The members of Tone Deaf Pedestrians are drummer Harper Millband, a West Shore Jr./Sr. Eighth grade student; guitarist Jake Hodges, an eighth grade student from Delaura Elementary; keyboardist Ryder Criddle, a sixth-grader from Indianantic Elementary; and bassist Gavin Chapman, a Viera High junior. He is the grandson of the late UFO guitarist Paul Chapman, who taught at Guitar Haven and Florida Discount Music in Melbourne.
Another group on the rise: The Groove Kids. They followed June’s gigs at the Cocoa Village Concours and AMVETS Post 893 car show in Rockledge with a July 1 show at the Rubix Cafe in Melbourne, opening for Deserted Will and Sandman Sleeps.
Then there’s singer-songwriter Nilah Lois, who headlined the Groove Shack stage at the Space Coast Music Festival. During a recent school session, she coached the vocals of 14-year-old Eve Looby, a West Shore Jr./Sr. Sophomore who practiced singing “Thank You For the Venom” from My Chemical Romance and “Don’t Stop Believing” from Journey.
“(Nilah) started with us when she was 12. And we produced her first EP when she was 13. She’s 15 now, and now she’s actually working here,” Wollard said.
“So not only does Nilah take lessons here, but she also teaches here.
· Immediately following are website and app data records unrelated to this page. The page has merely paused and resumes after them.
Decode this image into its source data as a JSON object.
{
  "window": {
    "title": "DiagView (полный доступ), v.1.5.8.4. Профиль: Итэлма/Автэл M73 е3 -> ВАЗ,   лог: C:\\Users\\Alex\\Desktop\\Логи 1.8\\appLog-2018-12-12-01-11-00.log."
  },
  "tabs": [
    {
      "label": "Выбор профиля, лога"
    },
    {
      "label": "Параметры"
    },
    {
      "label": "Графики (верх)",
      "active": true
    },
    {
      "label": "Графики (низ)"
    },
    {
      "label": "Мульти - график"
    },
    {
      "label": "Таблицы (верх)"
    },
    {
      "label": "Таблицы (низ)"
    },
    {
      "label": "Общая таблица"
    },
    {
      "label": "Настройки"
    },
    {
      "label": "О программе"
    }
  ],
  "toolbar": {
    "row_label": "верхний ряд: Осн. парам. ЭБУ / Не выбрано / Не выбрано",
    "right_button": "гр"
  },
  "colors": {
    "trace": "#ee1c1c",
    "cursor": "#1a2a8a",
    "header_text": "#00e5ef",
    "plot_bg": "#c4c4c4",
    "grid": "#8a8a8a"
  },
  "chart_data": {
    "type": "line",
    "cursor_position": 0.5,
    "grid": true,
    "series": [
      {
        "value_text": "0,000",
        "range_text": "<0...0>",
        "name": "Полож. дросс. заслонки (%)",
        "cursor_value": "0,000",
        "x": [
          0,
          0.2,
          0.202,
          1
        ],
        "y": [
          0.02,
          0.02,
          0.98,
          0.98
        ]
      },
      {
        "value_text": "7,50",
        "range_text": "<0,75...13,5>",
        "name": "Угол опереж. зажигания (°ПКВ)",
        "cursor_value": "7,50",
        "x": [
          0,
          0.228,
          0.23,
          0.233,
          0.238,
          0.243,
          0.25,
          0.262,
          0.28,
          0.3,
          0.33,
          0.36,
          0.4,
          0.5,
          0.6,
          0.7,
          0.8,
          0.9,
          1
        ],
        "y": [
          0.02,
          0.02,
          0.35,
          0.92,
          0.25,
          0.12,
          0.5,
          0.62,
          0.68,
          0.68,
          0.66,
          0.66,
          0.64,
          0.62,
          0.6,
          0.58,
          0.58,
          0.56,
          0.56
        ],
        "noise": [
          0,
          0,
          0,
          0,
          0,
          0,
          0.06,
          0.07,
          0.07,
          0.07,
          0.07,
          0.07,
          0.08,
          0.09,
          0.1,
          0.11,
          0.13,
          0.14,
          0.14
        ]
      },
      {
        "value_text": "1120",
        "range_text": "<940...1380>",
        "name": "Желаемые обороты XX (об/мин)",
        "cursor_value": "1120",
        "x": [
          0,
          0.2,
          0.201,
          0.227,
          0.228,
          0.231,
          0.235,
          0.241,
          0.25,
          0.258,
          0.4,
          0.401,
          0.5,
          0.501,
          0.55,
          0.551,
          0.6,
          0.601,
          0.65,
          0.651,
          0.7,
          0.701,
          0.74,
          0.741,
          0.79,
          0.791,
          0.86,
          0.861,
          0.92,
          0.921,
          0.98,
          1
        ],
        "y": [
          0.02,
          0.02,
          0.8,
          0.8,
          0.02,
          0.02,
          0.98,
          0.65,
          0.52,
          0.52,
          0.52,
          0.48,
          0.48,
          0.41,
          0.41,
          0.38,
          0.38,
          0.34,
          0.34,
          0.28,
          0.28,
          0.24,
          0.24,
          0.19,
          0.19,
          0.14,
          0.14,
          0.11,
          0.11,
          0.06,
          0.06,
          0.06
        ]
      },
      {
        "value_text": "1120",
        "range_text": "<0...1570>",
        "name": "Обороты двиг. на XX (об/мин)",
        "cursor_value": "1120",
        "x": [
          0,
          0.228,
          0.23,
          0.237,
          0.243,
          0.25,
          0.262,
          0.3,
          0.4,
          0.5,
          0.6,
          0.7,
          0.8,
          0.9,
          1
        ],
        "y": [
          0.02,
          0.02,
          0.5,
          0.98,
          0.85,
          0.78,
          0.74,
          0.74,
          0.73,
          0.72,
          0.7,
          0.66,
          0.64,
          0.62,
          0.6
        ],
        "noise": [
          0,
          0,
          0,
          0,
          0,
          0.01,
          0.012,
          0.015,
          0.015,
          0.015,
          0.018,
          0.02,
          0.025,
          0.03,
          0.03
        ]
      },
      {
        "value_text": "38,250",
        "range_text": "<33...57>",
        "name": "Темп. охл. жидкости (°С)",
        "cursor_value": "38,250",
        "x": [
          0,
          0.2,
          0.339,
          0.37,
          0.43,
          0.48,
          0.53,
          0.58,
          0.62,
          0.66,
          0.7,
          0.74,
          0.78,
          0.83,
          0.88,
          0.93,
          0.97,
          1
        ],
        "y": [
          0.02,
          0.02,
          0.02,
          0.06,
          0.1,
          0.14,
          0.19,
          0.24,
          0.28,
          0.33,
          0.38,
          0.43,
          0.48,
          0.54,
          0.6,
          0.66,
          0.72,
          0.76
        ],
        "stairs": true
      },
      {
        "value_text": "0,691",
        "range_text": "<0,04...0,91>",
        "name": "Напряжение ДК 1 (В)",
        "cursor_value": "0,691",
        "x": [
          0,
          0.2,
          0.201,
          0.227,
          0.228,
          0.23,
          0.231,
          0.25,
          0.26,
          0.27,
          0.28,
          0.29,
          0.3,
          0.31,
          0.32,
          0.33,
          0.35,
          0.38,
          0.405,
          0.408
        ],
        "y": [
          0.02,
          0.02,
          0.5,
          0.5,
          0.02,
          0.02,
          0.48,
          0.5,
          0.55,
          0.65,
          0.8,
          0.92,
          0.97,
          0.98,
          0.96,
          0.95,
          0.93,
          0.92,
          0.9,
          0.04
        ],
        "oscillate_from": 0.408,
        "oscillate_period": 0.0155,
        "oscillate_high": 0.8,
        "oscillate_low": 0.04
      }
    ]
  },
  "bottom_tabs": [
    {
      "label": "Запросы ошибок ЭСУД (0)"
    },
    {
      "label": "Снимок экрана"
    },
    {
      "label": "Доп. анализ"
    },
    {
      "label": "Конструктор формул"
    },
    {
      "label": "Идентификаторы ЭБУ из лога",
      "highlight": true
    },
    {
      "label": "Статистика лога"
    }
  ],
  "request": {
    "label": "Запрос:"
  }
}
And that’s sort of the new model that I want to push forward – kids who grew up at The Groove Shack eventually start teaching at The Groove Shack, before I even moved to college,” he said.
Lois performed at this week’s Vibe Tribe Thursday Music Art Session at Pineapples in Eau Gallie. She will take the stage on July 15 at Iron Oak Post in Melbourne.
“My goals would just be to go around the world, play everywhere,” Lois said, holding a Les Paul and sitting on a piano bench in a rehearsal room at the Groove Shack.